Chipotle says there isn't a guacamole crisis, despite alerting investors to climate change concerns

Despite a report in which Chipotle warns investors that climate change could impact the supply of avocados --resulting in guacamole being dropped from its menus -- the Mexican food chain on Wednesday said that the popular topping won't be going anywhere anytime soon.

"It’s nothing more than routine and required 'risk factor' disclosure. The sky isn’t falling," Chris Arnold, a spokesman for Chipotle told "We saw similar issues with regard to avocados in 2011 – and incurred higher prices for avocados that we used because of it – but never stopped serving guac."

The chain is required to disclose issues, such as labor and supply costs, that could present risk to investors. In the February filing to the Securities and Exchange Commission, the company wrote about how climate change may adversely impact the company.

“Increasing weather volatility or other long-term changes in global weather patterns, including any changes associated with global climate change, could have a significant impact on the price or availability of some of our ingredients,” the report stated. “In the event of cost increases with respect to one or more of our raw ingredients we may choose to temporarily suspend serving menu items, such as guacamole or one or more of our salsas, rather than paying the increased cost for the ingredients.

Chipotle uses an average of 97,000 pounds of avocados every day -- or 35.4 million pounds a year -- to make its guacamole, according to Think Progress, who first reported the story. The Denver-based chain, which is shifting towards organic ingredients, tries to use sustainably farmed items grown within 350 miles of each restaurant. 

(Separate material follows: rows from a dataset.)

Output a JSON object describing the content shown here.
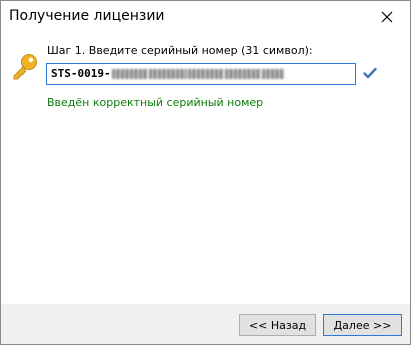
{
  "window": {
    "title": "Получение лицензии"
  },
  "step": {
    "label": "Шаг 1. Введите серийный номер (31 символ):",
    "serial_prefix": "STS-0019-"
  },
  "status": {
    "message": "Введён корректный серийный номер"
  },
  "buttons": {
    "back_label": "<< Назад",
    "next_label": "Далее >>"
  },
  "colors": {
    "success_text": "#0a7d0a",
    "accent": "#3078d0",
    "key_icon": "#f0b428",
    "check_icon": "#3f74b8"
  },
  "icons": {
    "key": "key-icon",
    "valid": "checkmark-icon",
    "close": "close-icon"
  }
}
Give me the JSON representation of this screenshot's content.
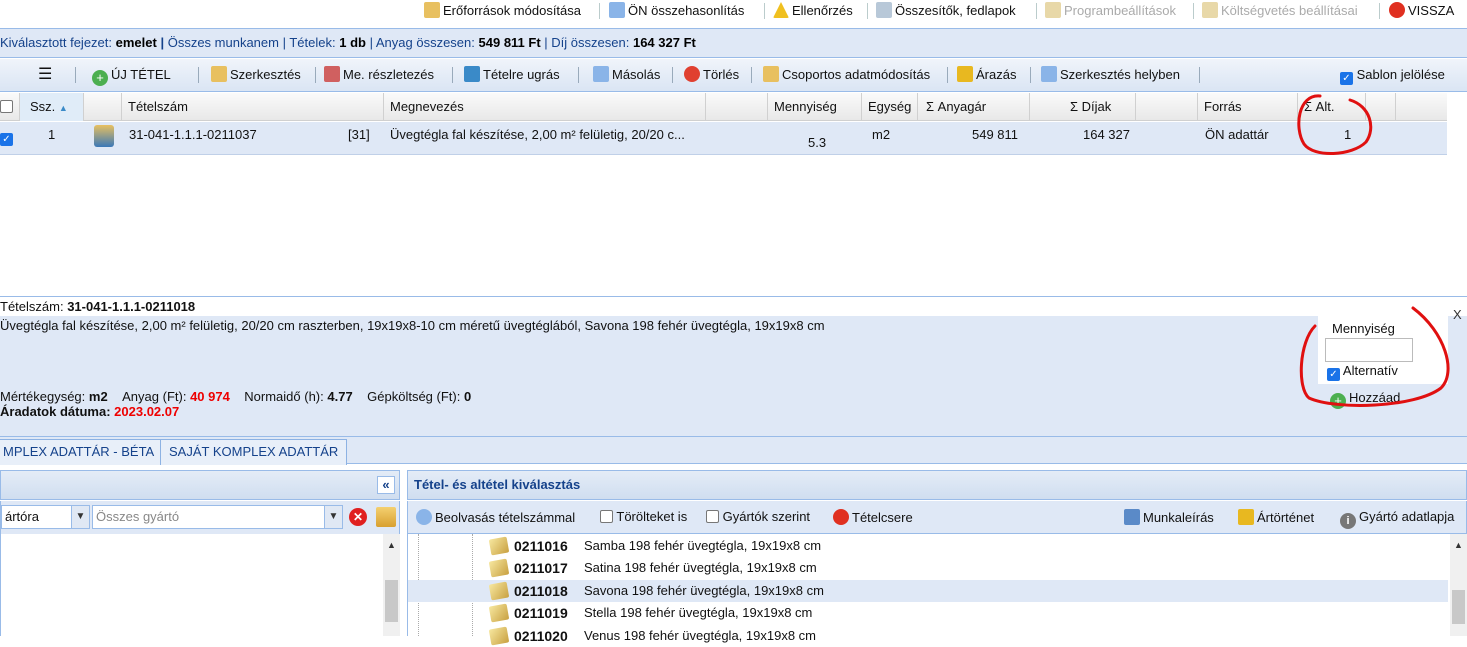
{
  "topbar": {
    "items": [
      "Erőforrások módosítása",
      "ÖN összehasonlítás",
      "Ellenőrzés",
      "Összesítők, fedlapok",
      "Programbeállítások",
      "Költségvetés beállításai",
      "VISSZA"
    ]
  },
  "info": {
    "chapter_label": "Kiválasztott fejezet:",
    "chapter_value": "emelet",
    "work_label": "Összes munkanem",
    "items_label": "Tételek:",
    "items_value": "1 db",
    "material_label": "Anyag összesen:",
    "material_value": "549 811 Ft",
    "fee_label": "Díj összesen:",
    "fee_value": "164 327 Ft"
  },
  "toolbar": {
    "new_item": "ÚJ TÉTEL",
    "edit": "Szerkesztés",
    "breakdown": "Me. részletezés",
    "jump": "Tételre ugrás",
    "copy": "Másolás",
    "delete": "Törlés",
    "group_edit": "Csoportos adatmódosítás",
    "pricing": "Árazás",
    "inplace_edit": "Szerkesztés helyben",
    "template_mark": "Sablon jelölése"
  },
  "grid": {
    "headers": [
      "Ssz.",
      "Tételszám",
      "Megnevezés",
      "Mennyiség",
      "Egység",
      "Σ Anyagár",
      "Σ Díjak",
      "Forrás",
      "Σ Alt."
    ],
    "row": {
      "ssz": "1",
      "code": "31-041-1.1.1-0211037",
      "tag": "[31]",
      "name": "Üvegtégla fal készítése, 2,00 m² felületig, 20/20 c...",
      "qty": "5.3",
      "unit": "m2",
      "material": "549 811",
      "fees": "164 327",
      "source": "ÖN adattár",
      "alt": "1"
    }
  },
  "detail": {
    "code_label": "Tételszám:",
    "code_value": "31-041-1.1.1-0211018",
    "close": "X",
    "description": "Üvegtégla fal készítése, 2,00 m² felületig, 20/20 cm raszterben, 19x19x8-10 cm méretű üvegtéglából, Savona 198 fehér üvegtégla, 19x19x8 cm",
    "unit_label": "Mértékegység:",
    "unit_value": "m2",
    "material_label": "Anyag (Ft):",
    "material_value": "40 974",
    "norm_label": "Normaidő (h):",
    "norm_value": "4.77",
    "machine_label": "Gépköltség (Ft):",
    "machine_value": "0",
    "date_label": "Áradatok dátuma:",
    "date_value": "2023.02.07",
    "qty_label": "Mennyiség",
    "alt_label": "Alternatív",
    "add_label": "Hozzáad"
  },
  "tabs": [
    "MPLEX ADATTÁR - BÉTA",
    "SAJÁT KOMPLEX ADATTÁR"
  ],
  "left": {
    "combo1": "ártóra",
    "combo2_placeholder": "Összes gyártó"
  },
  "right": {
    "title": "Tétel- és altétel kiválasztás",
    "scan": "Beolvasás tételszámmal",
    "deleted": "Törölteket is",
    "by_maker": "Gyártók szerint",
    "swap": "Tételcsere",
    "work_desc": "Munkaleírás",
    "price_hist": "Ártörténet",
    "maker_sheet": "Gyártó adatlapja",
    "items": [
      {
        "code": "0211016",
        "name": "Samba 198 fehér üvegtégla, 19x19x8 cm"
      },
      {
        "code": "0211017",
        "name": "Satina 198 fehér üvegtégla, 19x19x8 cm"
      },
      {
        "code": "0211018",
        "name": "Savona 198 fehér üvegtégla, 19x19x8 cm"
      },
      {
        "code": "0211019",
        "name": "Stella 198 fehér üvegtégla, 19x19x8 cm"
      },
      {
        "code": "0211020",
        "name": "Venus 198 fehér üvegtégla, 19x19x8 cm"
      }
    ]
  }
}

The report is "much ado about nothing," said Arnold. "The story was prompted by ThinkProgress – a very left-leaning blog – that saw the words “climate change” and ran with it."

The ongoing drought in California has raised concerns by some, like scientists at Lawrence Livermore National Lab, who predict climate change could cause a 40-percent drop in California avocado production over the next three decades.

But Jan DeLyser, vice president of marketing for the California Avocado Commission, said that her group doesn't anticipate an avocado shortage, even with the drought in her state.

"We haven't seen affects of the drought," she said, adding that growers are just picking the crop during different months. "We have a normal-sized crop for 2014. This years' crop would be, on average, 300 million pounds in California."

And even if California did see a significant drop in avocado production, DeLyser said that there's is a hefty supply of avocados around the world.

"There is expected to be 1.8 billion pounds of supplies for 2014."

Now that's a lot of guac.